Wisdom of the Crowd

2019

 

We asked people in the street and at Thales Day in Rundetaarn, Copenhagen to guess how many sunflower seeds were in our jar. The actual number of seeds was 6698 and the average guess was a highly respectable 7090. Out of 330 guesses only three came closer than the average with the vast majority of guesses being wide off the mark. Astonishingly, guesses varied from 200 to one million-- in isolation, madness, but collectively, genius!

We will conduct the experiment again next year as always as a fun and inclusive Thales Day ritual that is both scientific and encouraging of philosophical reflection. Please like our Facebook page in support of Thales Day and send an email to Thalesday@outlook.dk or via the contact form below to be among the first invited to next year's Thales Day celebration with our top class speakers before tickets sell out.

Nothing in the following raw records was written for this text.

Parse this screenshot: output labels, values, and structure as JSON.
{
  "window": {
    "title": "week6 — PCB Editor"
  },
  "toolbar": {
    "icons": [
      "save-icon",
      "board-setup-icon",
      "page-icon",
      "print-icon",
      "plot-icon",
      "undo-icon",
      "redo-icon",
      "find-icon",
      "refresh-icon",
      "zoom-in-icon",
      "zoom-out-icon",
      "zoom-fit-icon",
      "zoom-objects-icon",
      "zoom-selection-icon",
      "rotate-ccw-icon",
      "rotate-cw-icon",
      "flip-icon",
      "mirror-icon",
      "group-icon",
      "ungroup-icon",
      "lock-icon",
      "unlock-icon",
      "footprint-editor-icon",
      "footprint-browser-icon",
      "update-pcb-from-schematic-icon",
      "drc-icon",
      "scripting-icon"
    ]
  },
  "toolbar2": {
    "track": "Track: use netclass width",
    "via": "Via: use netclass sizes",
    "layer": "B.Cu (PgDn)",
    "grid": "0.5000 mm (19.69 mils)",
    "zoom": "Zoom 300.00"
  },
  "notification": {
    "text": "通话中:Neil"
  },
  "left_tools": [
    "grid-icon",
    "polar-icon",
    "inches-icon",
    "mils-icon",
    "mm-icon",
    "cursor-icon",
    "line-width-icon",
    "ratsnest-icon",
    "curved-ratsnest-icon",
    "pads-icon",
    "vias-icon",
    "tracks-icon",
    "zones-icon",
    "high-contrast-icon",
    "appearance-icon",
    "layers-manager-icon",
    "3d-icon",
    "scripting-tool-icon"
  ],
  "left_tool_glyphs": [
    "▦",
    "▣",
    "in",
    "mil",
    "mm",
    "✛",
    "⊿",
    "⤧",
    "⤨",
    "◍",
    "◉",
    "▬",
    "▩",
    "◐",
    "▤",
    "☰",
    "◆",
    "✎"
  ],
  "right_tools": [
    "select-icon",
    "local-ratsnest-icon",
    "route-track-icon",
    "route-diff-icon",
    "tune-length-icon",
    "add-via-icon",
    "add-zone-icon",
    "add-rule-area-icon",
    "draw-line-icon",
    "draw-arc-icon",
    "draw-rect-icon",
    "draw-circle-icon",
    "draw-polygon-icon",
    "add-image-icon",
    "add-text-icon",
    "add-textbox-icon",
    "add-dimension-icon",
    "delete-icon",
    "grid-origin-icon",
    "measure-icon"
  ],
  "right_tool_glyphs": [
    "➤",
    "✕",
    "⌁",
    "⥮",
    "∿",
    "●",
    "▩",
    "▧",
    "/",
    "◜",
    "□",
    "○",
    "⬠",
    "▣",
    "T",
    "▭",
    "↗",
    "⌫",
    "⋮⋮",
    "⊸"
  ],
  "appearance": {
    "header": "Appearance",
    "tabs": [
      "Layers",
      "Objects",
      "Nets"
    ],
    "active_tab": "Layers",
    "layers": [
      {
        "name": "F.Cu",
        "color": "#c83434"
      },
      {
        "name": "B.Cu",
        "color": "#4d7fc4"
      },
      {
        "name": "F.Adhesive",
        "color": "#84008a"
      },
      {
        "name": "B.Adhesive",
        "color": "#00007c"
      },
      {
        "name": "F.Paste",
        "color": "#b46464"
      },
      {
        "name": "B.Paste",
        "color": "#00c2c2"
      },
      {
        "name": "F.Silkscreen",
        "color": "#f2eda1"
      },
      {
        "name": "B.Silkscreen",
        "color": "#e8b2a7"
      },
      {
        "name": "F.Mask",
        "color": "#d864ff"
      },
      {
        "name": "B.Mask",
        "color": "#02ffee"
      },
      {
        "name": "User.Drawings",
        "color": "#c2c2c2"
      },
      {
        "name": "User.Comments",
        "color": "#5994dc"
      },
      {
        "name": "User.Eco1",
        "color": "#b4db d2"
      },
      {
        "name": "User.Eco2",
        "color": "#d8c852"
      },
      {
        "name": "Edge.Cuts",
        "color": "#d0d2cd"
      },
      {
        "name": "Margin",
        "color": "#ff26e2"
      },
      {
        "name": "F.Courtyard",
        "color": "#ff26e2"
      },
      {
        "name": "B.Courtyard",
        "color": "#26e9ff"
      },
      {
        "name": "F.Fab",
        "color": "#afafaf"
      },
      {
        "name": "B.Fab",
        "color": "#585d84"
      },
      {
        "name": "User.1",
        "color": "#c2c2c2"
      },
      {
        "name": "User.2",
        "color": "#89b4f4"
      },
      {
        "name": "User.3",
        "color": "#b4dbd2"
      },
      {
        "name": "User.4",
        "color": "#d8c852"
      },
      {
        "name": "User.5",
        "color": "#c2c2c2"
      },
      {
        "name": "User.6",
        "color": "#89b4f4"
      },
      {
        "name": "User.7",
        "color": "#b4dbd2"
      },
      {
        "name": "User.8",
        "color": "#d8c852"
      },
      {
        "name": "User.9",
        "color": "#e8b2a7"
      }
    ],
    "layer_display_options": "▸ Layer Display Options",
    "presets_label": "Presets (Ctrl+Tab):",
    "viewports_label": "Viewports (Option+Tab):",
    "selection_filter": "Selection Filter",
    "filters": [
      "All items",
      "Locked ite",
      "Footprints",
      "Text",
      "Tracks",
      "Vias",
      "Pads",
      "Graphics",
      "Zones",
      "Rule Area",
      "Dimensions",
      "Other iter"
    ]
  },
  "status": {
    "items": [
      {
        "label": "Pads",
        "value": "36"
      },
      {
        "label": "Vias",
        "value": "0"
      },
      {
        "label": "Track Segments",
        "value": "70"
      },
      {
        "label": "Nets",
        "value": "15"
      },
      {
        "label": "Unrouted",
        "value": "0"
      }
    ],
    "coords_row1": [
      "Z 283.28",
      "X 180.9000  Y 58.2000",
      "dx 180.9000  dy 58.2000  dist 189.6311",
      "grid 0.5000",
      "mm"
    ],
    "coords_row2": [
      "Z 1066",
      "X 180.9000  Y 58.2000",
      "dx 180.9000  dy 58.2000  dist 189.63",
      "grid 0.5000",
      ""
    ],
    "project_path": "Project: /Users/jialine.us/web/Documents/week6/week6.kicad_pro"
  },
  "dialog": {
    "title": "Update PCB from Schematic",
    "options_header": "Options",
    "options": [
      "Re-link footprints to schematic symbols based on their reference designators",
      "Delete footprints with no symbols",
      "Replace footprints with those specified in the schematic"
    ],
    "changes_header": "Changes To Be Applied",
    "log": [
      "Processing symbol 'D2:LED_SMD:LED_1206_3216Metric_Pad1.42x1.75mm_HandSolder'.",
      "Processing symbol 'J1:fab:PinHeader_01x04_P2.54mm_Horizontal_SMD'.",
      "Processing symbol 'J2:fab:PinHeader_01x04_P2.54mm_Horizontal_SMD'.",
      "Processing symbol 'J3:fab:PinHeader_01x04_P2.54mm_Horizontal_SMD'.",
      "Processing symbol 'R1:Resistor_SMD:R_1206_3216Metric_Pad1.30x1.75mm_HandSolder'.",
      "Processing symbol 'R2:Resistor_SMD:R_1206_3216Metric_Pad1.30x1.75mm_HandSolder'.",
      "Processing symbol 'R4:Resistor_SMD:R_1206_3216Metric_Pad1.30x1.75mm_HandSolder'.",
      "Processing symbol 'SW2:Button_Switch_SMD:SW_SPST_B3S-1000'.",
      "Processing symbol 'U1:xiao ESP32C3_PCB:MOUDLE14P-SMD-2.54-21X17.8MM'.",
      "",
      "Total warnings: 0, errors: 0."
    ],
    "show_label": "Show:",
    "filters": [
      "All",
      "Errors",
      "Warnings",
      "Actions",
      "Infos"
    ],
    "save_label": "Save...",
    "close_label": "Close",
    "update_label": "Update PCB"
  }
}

Congratulations to the winners of this year's olive tree for having the best individual guess at Thales Day 2019 in Rundetaarn, Copenhagen.



2018


Were you asked to guess the number of cornflakes in a jar, and are you curious how many were in there, and if peoples average guess is indeed close to being currect?

The actual number of cornflakes was 1146 and the average guess was a remarkable 1149,7. Out of 270 guesses no one came closer to the correct answer. 1150 was the best individual guess but guesses varied widely- some where in the hundreds and some where in the thousands.

Judging by our experiment the phenomenon of the wisdom of the crowd truly has merit. Aristotle compared it to a potluck dinner where everyone brings a different dish and the result is surprisingly good. We will do the experiment again next year as we always do as a Thales Day ritual. We will see if our result will be as impressive. If you like the initiative behind Thales Day we welcome you to send us your email adresse and/or like us on Facebook and get updates on future Thales Day events. Before liking you can see the Facebook page HERE

Thanks a lot for participating.


The winner of an olive tree for having the best individual guess amongst participants at Thales Day in Rundetaarn, Copenhagen 2018




Why do winners get an olive tree? 


In part XI of Book 1 of his 'Politics' Aristotle tells of an illustrative anecdote in which Thales predicted that the weather would be favorable to the olive harvest the following year. He therefore bought the rights to the olive presses in his hometown of Miletus and the neighbouring town. When his prediction came true and everyone needed the presses he sold the rights further on to a prize he himself fixed. He did so to show that philosophers can indeed make money but that they are interested in other things-- those other things being philosophy, which means love of knowledge and wisdom.